Supplied records:
________________________________________
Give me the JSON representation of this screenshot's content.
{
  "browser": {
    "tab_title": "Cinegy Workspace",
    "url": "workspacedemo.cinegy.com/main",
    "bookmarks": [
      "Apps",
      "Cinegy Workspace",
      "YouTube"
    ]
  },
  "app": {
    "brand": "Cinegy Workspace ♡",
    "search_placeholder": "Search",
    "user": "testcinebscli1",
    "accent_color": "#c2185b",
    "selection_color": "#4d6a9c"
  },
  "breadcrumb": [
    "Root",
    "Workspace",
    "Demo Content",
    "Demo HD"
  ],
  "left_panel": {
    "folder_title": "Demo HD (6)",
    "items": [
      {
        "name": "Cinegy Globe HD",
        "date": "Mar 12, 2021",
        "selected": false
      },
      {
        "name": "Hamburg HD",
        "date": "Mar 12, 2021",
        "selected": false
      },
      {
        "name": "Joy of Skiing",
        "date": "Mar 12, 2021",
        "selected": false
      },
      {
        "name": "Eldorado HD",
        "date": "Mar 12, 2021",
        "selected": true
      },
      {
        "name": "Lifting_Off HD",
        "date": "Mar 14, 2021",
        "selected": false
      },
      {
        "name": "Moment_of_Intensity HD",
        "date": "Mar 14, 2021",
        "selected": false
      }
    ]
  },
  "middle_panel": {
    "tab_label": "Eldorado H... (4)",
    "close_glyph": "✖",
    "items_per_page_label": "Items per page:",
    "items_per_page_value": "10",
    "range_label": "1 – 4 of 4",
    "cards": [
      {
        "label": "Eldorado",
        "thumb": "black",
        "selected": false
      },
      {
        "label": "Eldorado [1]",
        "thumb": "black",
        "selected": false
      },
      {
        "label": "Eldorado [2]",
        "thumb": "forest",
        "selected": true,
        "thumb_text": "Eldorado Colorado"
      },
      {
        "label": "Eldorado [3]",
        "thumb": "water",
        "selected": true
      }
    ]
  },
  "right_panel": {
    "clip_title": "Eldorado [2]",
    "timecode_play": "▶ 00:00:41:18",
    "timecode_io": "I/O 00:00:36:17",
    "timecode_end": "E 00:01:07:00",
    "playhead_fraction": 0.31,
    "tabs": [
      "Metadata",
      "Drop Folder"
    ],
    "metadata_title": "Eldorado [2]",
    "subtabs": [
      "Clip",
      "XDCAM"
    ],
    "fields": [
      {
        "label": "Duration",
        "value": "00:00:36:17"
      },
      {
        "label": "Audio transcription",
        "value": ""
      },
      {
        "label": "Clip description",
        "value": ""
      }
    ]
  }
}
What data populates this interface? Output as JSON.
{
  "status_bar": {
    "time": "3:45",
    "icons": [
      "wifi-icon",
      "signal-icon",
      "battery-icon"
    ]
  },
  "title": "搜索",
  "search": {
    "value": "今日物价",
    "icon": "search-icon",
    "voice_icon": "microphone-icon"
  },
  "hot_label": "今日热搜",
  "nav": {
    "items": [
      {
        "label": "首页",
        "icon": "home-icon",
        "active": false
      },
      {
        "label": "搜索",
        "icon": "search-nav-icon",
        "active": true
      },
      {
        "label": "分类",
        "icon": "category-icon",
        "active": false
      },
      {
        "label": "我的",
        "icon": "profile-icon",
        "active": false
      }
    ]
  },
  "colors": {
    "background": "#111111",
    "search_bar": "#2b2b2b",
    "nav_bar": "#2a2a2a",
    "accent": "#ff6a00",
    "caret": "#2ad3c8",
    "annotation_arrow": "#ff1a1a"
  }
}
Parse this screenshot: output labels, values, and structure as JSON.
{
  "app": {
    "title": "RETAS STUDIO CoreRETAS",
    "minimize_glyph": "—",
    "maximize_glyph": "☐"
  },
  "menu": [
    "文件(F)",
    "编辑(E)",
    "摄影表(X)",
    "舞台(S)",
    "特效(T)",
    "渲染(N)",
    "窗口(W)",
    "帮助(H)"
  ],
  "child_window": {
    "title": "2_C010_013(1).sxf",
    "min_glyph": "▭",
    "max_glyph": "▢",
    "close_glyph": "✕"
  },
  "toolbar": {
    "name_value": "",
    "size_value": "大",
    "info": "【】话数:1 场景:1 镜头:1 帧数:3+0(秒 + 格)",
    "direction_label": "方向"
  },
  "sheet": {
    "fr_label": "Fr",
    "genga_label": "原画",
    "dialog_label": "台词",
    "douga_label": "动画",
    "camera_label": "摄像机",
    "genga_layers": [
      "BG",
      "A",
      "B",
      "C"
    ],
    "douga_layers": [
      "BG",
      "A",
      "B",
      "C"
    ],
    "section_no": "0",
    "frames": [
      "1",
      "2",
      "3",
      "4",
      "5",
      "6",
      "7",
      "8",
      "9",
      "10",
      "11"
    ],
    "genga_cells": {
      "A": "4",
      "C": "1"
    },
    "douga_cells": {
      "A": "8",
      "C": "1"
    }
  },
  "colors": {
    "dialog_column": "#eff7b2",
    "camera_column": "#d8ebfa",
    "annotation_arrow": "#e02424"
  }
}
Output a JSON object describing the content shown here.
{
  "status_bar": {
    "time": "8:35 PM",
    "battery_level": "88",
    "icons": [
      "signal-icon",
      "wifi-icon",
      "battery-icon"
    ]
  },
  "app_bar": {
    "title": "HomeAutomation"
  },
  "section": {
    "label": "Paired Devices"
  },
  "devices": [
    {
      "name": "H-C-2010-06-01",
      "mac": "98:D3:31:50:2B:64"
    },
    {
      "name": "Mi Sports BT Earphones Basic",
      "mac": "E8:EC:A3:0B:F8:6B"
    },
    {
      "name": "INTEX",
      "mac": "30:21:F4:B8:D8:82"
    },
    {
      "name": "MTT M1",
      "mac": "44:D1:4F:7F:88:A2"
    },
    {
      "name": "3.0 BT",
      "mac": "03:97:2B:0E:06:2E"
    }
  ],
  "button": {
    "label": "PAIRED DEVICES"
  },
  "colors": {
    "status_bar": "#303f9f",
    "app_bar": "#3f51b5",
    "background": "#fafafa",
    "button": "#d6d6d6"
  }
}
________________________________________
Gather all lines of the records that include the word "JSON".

Give me the JSON representation of this screenshot's content.
What data populates this interface? Output as JSON.
Parse this screenshot: output labels, values, and structure as JSON.
Output a JSON object describing the content shown here.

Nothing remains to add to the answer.